▸ Exercise description: Please reproduce the entries below exactly, omitting any images they contain.

(Material for this exercise begins)

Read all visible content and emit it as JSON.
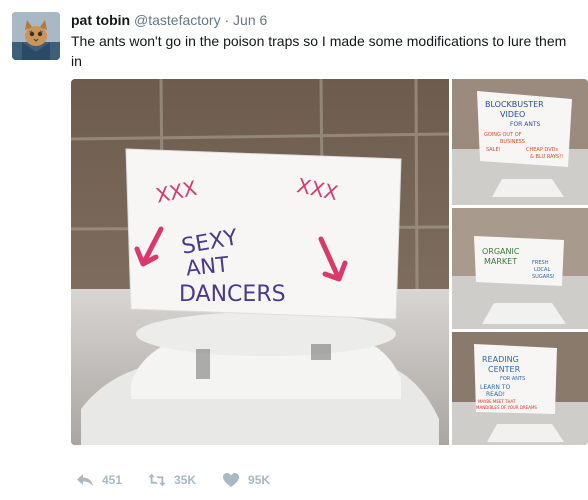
{
  "tweet": {
    "name": "pat tobin",
    "handle": "@tastefactory",
    "separator": "·",
    "date": "Jun 6",
    "text": "The ants won't go in the poison traps so I made some modifications to lure them in"
  },
  "photos": {
    "main_sign": {
      "top": "XXX",
      "top2": "XXX",
      "line1": "SEXY",
      "line2": "ANT",
      "line3": "DANCERS"
    },
    "sign_1": {
      "line1": "BLOCKBUSTER",
      "line2": "VIDEO",
      "line3": "FOR ANTS",
      "extra1": "GOING OUT OF",
      "extra2": "BUSINESS",
      "extra3": "SALE!",
      "extra4": "CHEAP DVDs",
      "extra5": "& BLU RAYS!!"
    },
    "sign_2": {
      "line1": "ORGANIC",
      "line2": "MARKET",
      "extra1": "FRESH",
      "extra2": "LOCAL",
      "extra3": "SUGARS!"
    },
    "sign_3": {
      "line1": "READING",
      "line2": "CENTER",
      "line3": "FOR ANTS",
      "extra1": "LEARN TO",
      "extra2": "READ!",
      "extra3": "MAYBE MEET THAT",
      "extra4": "MANDIBLES OF YOUR DREAMS"
    }
  },
  "actions": {
    "reply_count": "451",
    "retweet_count": "35K",
    "like_count": "95K"
  },
  "colors": {
    "link_gray": "#657786",
    "action_gray": "#aab8c2",
    "text": "#14171a"
  },
  "icons": [
    "reply-icon",
    "retweet-icon",
    "heart-icon"
  ]
}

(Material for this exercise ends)

▸ Finished exercise:
Read all visible content and emit it as JSON.
{
  "tweet": {
    "name": "pat tobin",
    "handle": "@tastefactory",
    "separator": "·",
    "date": "Jun 6",
    "text": "The ants won't go in the poison traps so I made some modifications to lure them in"
  },
  "photos": {
    "main_sign": {
      "top": "XXX",
      "top2": "XXX",
      "line1": "SEXY",
      "line2": "ANT",
      "line3": "DANCERS"
    },
    "sign_1": {
      "line1": "BLOCKBUSTER",
      "line2": "VIDEO",
      "line3": "FOR ANTS",
      "extra1": "GOING OUT OF",
      "extra2": "BUSINESS",
      "extra3": "SALE!",
      "extra4": "CHEAP DVDs",
      "extra5": "& BLU RAYS!!"
    },
    "sign_2": {
      "line1": "ORGANIC",
      "line2": "MARKET",
      "extra1": "FRESH",
      "extra2": "LOCAL",
      "extra3": "SUGARS!"
    },
    "sign_3": {
      "line1": "READING",
      "line2": "CENTER",
      "line3": "FOR ANTS",
      "extra1": "LEARN TO",
      "extra2": "READ!",
      "extra3": "MAYBE MEET THAT",
      "extra4": "MANDIBLES OF YOUR DREAMS"
    }
  },
  "actions": {
    "reply_count": "451",
    "retweet_count": "35K",
    "like_count": "95K"
  },
  "colors": {
    "link_gray": "#657786",
    "action_gray": "#aab8c2",
    "text": "#14171a"
  },
  "icons": [
    "reply-icon",
    "retweet-icon",
    "heart-icon"
  ]
}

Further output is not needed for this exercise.